This tip was inspired by Pink’s latest song Turbulence. I was listening to it last week when it came out and I realised that I have to see these transitional periods as turbulence. Turbulence is uncomfortable, it can bring up anxiety and worries but ultimately when you experience turbulence on a plane, you know you are going to be fine. You know it’s going to come to an end and you know that it will pass. Can you imagine if you went into every fight like this? As Pink says “the panic is temporary, but I’ll be permanent so when it hits, don’t forget as scary as it gets, it’s just turbulence”. This summed up exactly the mentality we have when we fight. I grew up in a household where every fight the word ‘divorce’ was thrown in and I vowed that when I grew up, I would never do that. Not only is it really extreme but it also creates so much uncertainty in your relationship that it affects your trust. After all, you aren’t going to trust someone who is halfway out the door. Last year though, in one of our conversations, my boyfriend told me that whilst I never threaten a break up or to leave, I will say ambiguous statements that imply the same thing - “I can’t do this anymore”, “this is too much”. This was a pivotal learning for me and when he said that, I didn’t even realise I was doing it. I apologised and promised to not do it again and I haven’t. And that’s all you can do, is improve on each of your disagreements and learn from your missteps so that every rupture leads to better communication next time.
Housemate issues vs Relationship issues
Ultimately, this turbulent period came to an end as the year came to an end. It took us going away for Christmas and spending 5 weeks away from our home to realise that we don’t have relationship problems, we have housemate problems. This was a huge mindset shift. We realised that all our squabbles, bickering and fights were about the dishwasher or the dryer or how we reacted coming home to the house in a certain way. The way I see it is that there are always going to be things that make someone difficult to live with. If you asked me how many of my friends I could live with without the friendship being affected, I would say very few. In fact, many of my friendships have been permanently impacted by living together because we were never able to separate our housemate issues from our friendship issues. As I say in The Selfish Romantic “Everyone is difficult to date. Everyone has a past, their own insecurities, and something you will have to ‘deal with’. It’s not just about compatibility, it’s about the incompatibility you can handle” .
Now that we are out on the other side, I’m actually so grateful for our turbulence because it showed me what an honest relationship should look like. In too many of my past relationships, in my people-pleaser days, I would bury how I would really feel because I was too scared that a fight would mean game over. I’m now in a relationship where I feel safe and comfortable to voice my needs and vocalise the issues and as a result, that means that we might have more moments of conflict but it’s not about how many ruptures you have, it’s about how you repair that matters.
Lots of love,
Paid subscribers, look forward to a thread all about how to split your finances about your partner on Monday!
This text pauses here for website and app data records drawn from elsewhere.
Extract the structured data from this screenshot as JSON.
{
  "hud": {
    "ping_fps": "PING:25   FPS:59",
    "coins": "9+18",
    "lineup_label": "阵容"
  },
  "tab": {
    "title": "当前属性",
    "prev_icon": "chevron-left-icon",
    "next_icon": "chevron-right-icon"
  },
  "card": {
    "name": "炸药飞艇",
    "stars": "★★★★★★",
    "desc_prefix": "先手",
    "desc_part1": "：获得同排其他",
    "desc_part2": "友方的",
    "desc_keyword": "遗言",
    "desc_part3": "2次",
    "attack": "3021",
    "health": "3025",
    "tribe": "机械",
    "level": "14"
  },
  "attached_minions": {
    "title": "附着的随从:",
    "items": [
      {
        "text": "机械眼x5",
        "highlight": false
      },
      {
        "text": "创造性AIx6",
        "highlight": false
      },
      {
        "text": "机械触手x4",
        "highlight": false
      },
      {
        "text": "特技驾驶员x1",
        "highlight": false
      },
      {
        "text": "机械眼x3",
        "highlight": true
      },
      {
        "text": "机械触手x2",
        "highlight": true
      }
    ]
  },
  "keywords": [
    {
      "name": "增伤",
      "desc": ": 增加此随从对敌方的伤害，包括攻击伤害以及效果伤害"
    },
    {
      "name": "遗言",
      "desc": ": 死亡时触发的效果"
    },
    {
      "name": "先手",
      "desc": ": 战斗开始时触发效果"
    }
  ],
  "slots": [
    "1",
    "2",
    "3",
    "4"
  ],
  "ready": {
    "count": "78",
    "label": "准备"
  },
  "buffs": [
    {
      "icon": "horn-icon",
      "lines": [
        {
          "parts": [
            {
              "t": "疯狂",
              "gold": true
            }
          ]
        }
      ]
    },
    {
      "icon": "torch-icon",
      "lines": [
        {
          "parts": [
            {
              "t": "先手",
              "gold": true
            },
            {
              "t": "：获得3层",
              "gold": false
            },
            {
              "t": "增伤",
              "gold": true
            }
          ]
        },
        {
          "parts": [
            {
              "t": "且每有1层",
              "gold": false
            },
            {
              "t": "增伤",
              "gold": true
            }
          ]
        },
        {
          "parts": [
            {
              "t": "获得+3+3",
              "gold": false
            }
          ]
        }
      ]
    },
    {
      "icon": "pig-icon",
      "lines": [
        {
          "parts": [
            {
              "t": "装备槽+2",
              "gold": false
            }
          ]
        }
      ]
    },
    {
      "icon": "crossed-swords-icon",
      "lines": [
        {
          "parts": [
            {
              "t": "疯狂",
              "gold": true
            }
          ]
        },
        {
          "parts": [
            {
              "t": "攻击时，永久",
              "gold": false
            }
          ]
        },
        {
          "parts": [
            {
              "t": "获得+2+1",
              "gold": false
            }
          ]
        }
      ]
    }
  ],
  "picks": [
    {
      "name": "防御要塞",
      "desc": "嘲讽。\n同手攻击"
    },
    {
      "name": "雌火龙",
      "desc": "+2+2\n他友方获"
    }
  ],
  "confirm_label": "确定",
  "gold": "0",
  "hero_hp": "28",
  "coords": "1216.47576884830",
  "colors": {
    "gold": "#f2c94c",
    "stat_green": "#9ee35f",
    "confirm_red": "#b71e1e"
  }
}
Have you ever been through a transitional period? What are the solutions you have found? Back in the day, my comments section on Instagram used to be a great resource full of solutions, and I would love the comments section on my Substack to be the same so let me know if there is anything that has helped you weather the storms in your relationships!